Task statement:
Among the entries below, find every line that contains the string "Accured", then copy it.

Task material:
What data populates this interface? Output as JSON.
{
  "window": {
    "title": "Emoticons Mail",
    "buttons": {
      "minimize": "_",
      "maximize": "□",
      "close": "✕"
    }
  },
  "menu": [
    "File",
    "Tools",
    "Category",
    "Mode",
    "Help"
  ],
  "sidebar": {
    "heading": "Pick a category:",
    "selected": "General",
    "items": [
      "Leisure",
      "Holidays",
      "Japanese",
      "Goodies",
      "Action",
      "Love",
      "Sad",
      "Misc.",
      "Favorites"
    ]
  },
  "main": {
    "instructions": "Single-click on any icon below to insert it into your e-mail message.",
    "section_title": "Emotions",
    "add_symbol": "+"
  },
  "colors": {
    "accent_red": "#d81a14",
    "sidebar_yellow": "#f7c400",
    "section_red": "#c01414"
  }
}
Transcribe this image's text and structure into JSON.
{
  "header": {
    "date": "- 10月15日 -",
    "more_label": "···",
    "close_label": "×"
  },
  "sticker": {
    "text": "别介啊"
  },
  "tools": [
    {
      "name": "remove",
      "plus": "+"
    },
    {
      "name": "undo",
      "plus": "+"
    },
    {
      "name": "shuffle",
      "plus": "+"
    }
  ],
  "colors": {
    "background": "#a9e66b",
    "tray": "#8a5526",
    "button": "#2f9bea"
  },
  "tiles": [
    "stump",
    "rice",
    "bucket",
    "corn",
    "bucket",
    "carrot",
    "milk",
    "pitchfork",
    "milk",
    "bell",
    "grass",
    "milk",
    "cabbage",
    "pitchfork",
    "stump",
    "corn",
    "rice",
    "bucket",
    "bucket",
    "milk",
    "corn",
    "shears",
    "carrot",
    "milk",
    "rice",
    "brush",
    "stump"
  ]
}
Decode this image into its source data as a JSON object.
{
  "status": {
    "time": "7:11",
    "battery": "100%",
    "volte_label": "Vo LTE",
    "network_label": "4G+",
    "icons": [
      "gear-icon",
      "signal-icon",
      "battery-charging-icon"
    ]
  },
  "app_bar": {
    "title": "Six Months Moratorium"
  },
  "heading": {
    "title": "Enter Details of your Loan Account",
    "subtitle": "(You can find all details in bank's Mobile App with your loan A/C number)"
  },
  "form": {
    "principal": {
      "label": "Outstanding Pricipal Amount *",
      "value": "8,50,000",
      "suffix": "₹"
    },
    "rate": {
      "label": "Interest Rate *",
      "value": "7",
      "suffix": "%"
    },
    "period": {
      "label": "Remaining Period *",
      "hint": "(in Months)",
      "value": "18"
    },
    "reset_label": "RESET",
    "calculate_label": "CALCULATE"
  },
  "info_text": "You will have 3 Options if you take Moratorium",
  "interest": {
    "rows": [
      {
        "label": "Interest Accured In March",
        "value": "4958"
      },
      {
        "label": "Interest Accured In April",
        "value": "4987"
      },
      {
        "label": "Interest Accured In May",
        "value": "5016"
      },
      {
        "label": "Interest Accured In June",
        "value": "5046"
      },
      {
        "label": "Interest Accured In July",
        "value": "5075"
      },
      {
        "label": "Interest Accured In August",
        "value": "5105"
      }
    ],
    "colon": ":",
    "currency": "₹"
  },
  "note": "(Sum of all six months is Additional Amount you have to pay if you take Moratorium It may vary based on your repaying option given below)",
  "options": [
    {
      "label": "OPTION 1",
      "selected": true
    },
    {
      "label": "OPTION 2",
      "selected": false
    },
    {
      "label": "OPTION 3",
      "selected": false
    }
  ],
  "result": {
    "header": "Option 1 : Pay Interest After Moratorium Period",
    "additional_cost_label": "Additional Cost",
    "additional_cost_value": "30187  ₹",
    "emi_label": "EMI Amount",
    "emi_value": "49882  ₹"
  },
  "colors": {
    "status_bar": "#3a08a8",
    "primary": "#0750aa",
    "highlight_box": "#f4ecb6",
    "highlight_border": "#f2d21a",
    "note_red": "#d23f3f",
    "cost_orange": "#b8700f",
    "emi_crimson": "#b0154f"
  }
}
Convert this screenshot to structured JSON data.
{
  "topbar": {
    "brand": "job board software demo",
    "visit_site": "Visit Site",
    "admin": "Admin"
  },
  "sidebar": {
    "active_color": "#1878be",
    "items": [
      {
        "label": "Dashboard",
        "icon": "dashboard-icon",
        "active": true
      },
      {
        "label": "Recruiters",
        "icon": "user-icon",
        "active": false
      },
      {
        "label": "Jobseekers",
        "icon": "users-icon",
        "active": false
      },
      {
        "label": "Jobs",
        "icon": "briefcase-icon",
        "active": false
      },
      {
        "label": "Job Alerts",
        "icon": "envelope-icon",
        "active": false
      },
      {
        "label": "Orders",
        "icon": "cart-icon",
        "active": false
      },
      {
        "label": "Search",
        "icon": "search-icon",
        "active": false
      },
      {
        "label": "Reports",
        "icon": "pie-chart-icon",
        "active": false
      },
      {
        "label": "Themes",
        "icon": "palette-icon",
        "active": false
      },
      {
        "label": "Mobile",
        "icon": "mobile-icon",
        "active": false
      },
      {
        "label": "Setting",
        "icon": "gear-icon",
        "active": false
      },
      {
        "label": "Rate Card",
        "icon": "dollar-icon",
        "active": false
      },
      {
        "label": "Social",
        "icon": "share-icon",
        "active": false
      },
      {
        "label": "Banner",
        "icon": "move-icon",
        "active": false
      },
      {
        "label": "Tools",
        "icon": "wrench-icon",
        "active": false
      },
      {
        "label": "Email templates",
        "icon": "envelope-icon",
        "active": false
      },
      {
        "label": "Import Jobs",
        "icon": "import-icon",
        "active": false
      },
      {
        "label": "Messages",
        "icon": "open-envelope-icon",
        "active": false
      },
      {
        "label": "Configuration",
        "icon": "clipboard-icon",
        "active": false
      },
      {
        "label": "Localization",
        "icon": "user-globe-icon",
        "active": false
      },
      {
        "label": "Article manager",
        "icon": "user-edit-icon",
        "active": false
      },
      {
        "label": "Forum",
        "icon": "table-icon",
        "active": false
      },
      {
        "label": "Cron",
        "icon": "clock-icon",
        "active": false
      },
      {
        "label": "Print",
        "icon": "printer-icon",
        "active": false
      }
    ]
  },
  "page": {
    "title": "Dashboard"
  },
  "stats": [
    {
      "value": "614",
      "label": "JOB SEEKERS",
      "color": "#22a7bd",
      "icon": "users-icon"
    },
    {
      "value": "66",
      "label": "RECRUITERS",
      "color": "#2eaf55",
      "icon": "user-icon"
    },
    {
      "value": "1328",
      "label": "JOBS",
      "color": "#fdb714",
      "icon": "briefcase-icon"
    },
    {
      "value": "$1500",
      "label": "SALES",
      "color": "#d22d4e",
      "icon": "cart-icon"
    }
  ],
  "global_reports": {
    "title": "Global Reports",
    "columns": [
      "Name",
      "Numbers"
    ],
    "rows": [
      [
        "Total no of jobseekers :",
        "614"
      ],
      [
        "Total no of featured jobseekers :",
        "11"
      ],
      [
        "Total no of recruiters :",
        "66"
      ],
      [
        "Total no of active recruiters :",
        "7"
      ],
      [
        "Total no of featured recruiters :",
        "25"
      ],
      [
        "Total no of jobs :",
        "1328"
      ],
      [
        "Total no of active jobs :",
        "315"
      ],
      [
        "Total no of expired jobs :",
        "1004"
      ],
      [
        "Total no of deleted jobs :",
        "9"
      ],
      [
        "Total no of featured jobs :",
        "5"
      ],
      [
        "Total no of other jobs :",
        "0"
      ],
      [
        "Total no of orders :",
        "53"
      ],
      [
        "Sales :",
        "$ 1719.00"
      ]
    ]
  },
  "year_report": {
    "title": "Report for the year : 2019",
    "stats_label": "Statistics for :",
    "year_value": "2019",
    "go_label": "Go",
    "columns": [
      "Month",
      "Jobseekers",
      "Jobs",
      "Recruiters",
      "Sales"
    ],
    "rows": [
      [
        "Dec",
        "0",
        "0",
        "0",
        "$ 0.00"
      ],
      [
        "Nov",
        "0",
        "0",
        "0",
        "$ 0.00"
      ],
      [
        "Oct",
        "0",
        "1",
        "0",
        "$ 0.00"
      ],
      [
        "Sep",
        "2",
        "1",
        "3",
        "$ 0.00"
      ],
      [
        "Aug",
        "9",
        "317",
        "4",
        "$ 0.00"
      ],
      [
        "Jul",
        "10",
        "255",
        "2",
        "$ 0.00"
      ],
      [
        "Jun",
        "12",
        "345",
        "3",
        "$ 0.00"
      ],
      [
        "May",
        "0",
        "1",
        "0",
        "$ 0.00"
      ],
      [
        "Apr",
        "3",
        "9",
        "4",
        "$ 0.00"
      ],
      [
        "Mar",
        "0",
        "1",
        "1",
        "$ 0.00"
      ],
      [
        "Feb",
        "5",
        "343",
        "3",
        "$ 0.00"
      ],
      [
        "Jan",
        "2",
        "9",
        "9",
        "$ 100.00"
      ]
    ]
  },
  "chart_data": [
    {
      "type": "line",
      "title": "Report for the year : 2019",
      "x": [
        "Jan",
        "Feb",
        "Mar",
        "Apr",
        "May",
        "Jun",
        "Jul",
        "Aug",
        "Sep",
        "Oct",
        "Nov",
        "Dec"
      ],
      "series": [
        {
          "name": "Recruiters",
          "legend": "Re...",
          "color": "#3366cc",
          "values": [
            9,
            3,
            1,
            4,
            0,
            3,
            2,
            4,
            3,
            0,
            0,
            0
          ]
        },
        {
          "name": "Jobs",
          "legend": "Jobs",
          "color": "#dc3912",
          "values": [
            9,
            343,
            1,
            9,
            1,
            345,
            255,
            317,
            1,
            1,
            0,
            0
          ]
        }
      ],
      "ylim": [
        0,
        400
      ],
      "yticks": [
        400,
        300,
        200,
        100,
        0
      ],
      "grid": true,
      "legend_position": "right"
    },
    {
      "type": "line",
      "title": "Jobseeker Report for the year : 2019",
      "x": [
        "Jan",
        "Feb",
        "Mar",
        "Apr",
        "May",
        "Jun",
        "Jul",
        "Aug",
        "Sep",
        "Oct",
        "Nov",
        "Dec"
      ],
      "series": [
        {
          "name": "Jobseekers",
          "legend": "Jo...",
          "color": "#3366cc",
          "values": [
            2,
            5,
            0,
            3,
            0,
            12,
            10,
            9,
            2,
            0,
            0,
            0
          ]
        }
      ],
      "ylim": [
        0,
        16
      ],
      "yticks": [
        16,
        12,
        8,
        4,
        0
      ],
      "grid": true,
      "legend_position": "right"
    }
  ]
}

Task result:
        "label": "Interest Accured In March",
        "label": "Interest Accured In April",
        "label": "Interest Accured In May",
        "label": "Interest Accured In June",
        "label": "Interest Accured In July",
        "label": "Interest Accured In August",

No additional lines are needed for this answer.